The answer must be every line below that contains the string "with".

### Source material ###

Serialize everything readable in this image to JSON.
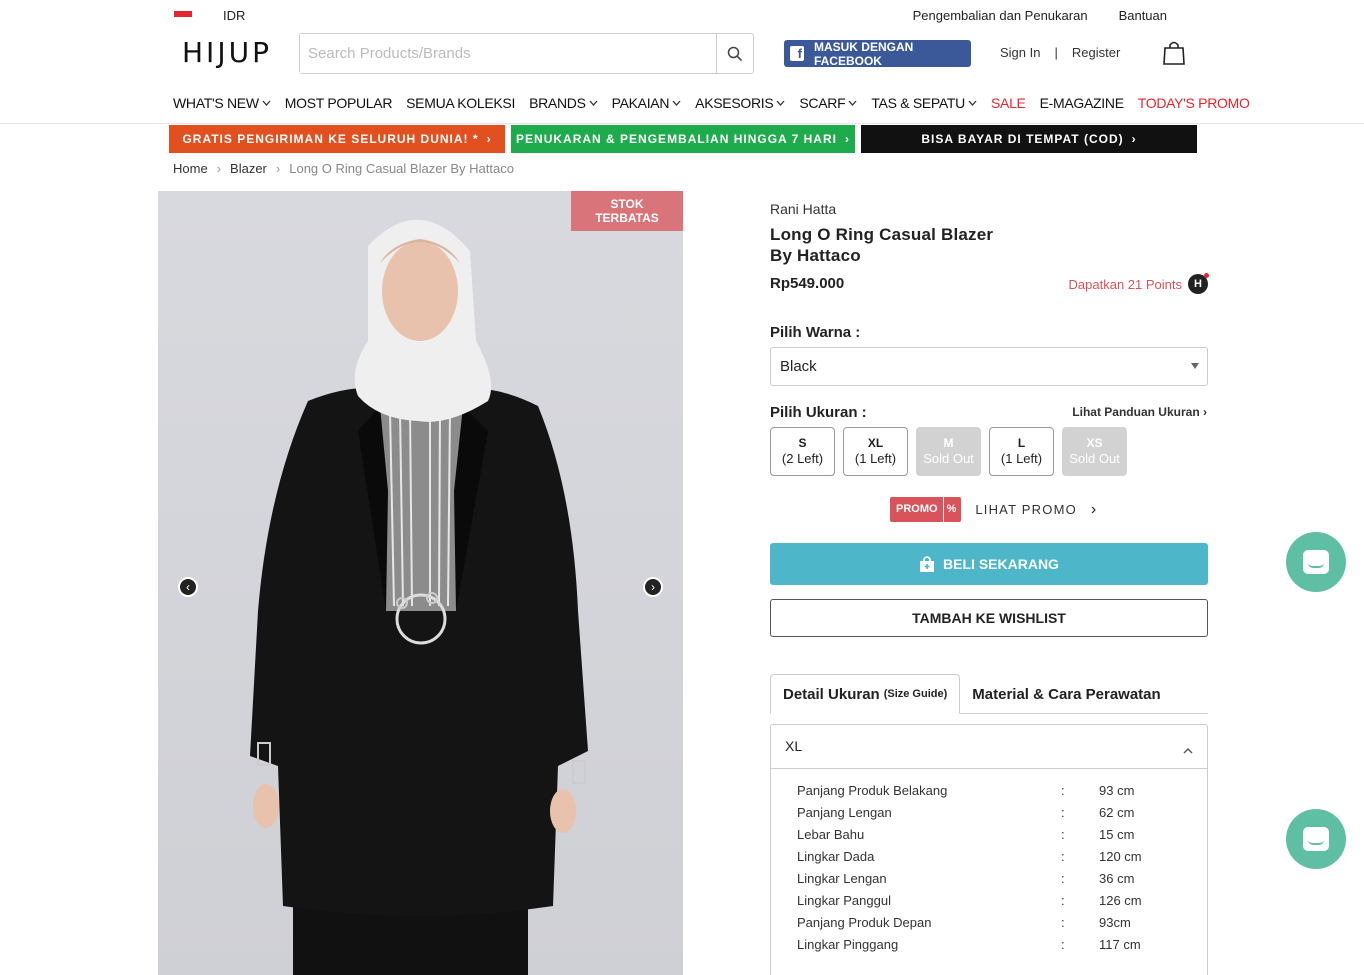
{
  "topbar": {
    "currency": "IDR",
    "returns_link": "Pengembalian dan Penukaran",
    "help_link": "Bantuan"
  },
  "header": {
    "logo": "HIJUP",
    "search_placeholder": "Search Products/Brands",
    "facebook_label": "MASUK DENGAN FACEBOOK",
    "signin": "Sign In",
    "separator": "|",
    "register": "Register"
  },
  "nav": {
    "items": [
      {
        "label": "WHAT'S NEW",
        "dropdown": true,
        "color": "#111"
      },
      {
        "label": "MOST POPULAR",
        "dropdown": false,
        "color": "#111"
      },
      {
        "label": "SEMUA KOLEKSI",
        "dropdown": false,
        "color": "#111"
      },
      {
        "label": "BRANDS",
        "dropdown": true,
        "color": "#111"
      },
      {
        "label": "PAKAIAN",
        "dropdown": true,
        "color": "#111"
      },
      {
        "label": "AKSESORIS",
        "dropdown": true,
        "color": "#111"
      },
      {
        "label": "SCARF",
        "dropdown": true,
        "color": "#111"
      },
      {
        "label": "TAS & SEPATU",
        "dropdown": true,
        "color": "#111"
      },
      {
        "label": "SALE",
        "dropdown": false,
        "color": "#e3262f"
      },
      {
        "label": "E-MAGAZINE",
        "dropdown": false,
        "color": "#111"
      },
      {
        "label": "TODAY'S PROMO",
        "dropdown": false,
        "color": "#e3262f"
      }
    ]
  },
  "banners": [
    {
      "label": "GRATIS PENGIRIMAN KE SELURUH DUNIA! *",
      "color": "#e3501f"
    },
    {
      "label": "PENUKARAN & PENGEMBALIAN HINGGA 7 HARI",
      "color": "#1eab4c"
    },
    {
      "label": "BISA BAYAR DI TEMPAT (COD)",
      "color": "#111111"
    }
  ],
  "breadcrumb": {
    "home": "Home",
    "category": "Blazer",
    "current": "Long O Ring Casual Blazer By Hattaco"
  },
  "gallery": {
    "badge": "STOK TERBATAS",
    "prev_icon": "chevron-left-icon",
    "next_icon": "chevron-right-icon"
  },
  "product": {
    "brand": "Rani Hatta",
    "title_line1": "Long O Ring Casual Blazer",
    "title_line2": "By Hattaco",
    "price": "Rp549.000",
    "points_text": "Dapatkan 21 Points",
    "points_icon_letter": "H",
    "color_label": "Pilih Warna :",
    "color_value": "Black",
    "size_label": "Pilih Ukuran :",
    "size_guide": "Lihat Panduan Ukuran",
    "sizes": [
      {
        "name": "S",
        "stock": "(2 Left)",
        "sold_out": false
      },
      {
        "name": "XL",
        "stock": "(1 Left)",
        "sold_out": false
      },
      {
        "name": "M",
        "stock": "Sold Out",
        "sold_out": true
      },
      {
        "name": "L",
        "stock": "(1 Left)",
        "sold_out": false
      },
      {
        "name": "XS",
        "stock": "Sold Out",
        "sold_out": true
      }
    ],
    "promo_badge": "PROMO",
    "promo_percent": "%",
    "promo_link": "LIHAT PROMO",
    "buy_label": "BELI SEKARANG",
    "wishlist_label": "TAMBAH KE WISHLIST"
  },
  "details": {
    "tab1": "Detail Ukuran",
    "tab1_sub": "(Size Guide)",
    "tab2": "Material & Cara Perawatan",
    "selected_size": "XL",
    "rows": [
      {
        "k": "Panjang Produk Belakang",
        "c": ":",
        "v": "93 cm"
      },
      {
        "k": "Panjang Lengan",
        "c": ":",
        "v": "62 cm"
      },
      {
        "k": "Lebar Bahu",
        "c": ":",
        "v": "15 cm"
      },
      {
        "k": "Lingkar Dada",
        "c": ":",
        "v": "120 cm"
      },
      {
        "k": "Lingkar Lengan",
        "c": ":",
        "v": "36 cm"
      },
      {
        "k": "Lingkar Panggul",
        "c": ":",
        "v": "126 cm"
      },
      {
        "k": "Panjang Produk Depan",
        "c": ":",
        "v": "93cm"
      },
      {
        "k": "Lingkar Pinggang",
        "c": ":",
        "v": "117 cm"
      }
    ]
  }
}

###
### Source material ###

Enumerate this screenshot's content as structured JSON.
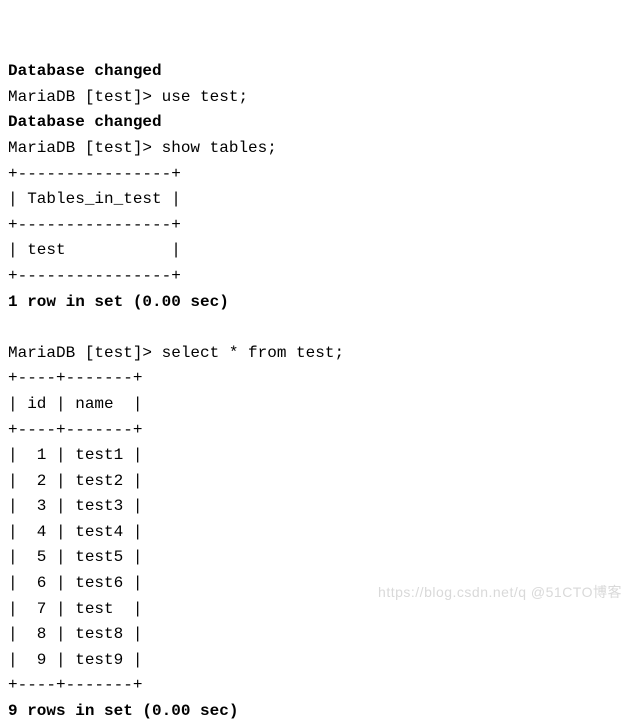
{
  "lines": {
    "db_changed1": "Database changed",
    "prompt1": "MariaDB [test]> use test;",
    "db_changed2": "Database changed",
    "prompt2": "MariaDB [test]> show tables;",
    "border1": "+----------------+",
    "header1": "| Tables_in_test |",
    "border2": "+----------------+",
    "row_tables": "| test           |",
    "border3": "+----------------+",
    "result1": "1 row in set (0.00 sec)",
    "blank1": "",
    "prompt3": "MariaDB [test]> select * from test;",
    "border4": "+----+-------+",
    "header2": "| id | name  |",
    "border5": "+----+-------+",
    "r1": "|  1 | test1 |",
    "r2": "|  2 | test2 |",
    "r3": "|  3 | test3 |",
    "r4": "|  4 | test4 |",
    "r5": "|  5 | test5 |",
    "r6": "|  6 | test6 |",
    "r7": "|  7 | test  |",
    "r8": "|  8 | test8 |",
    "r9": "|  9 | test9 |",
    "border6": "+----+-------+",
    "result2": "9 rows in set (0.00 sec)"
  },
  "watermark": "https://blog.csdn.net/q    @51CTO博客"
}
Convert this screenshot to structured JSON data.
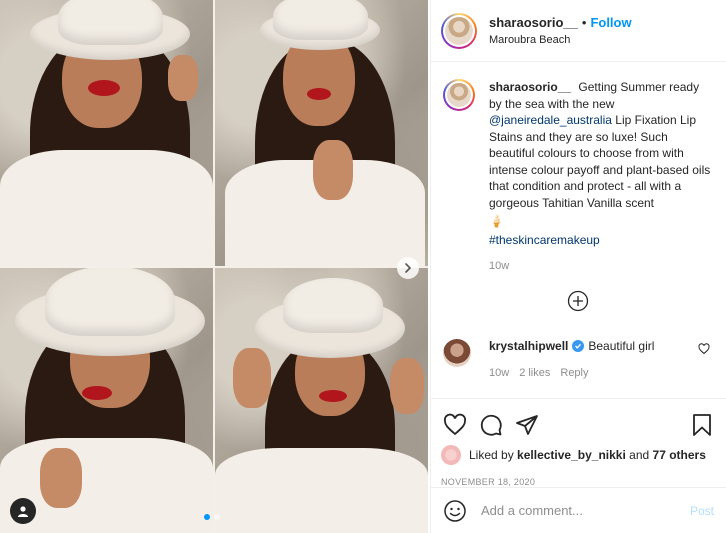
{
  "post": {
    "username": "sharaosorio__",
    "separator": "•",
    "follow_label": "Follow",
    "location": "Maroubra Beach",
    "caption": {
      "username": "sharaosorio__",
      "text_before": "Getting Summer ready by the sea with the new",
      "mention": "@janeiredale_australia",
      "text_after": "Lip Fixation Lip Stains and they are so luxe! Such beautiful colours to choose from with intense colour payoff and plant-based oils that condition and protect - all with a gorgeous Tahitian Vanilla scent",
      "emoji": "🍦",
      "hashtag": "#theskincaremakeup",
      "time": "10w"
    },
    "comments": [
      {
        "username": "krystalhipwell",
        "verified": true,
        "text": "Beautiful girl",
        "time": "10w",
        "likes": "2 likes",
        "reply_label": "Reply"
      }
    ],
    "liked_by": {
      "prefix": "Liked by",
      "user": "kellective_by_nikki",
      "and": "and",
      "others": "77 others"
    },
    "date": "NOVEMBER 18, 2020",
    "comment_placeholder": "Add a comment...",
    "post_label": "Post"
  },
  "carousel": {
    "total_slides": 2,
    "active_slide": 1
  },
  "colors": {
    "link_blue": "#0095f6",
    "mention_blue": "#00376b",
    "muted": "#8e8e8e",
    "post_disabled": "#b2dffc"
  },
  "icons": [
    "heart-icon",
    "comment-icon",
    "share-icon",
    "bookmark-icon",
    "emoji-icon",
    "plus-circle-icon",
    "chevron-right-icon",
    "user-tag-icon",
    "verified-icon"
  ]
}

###
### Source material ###

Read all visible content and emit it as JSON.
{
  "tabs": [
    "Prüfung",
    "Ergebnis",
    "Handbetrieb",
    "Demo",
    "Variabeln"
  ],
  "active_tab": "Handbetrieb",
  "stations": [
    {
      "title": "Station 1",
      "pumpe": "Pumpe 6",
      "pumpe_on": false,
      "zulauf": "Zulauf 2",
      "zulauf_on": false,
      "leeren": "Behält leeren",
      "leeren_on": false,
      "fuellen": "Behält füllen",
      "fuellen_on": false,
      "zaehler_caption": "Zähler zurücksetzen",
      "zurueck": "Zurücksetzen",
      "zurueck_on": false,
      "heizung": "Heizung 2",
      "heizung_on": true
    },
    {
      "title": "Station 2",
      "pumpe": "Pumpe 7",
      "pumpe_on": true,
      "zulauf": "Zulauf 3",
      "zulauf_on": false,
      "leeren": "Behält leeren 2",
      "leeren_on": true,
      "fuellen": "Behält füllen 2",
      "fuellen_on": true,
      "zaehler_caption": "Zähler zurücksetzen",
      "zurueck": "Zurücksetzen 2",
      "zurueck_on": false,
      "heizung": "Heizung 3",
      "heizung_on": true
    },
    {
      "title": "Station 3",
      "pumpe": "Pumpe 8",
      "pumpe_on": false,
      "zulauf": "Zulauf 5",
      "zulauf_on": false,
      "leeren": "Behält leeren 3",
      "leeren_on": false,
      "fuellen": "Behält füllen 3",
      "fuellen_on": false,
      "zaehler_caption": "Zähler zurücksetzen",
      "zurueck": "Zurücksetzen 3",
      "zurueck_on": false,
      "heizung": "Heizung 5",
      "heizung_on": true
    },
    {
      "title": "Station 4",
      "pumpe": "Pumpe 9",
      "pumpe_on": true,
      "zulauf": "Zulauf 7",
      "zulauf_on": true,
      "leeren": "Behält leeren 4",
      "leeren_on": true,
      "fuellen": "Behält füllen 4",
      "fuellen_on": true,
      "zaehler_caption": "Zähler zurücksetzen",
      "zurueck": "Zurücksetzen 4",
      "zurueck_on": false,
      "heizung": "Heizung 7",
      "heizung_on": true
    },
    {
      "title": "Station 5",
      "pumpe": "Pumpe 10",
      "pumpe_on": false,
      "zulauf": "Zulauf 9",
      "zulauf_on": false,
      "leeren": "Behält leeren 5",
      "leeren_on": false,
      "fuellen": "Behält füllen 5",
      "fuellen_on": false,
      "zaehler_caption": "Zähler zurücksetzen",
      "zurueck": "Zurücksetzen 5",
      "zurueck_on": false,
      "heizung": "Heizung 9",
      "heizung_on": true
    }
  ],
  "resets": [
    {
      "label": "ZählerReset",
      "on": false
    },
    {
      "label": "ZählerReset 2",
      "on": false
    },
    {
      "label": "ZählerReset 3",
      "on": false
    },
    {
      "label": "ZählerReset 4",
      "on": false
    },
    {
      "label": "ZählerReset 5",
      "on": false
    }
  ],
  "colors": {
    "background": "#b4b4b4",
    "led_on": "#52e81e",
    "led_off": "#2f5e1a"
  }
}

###

Response area:
      "text_before": "Getting Summer ready by the sea with the new",
      "text_after": "Lip Fixation Lip Stains and they are so luxe! Such beautiful colours to choose from with intense colour payoff and plant-based oils that condition and protect - all with a gorgeous Tahitian Vanilla scent",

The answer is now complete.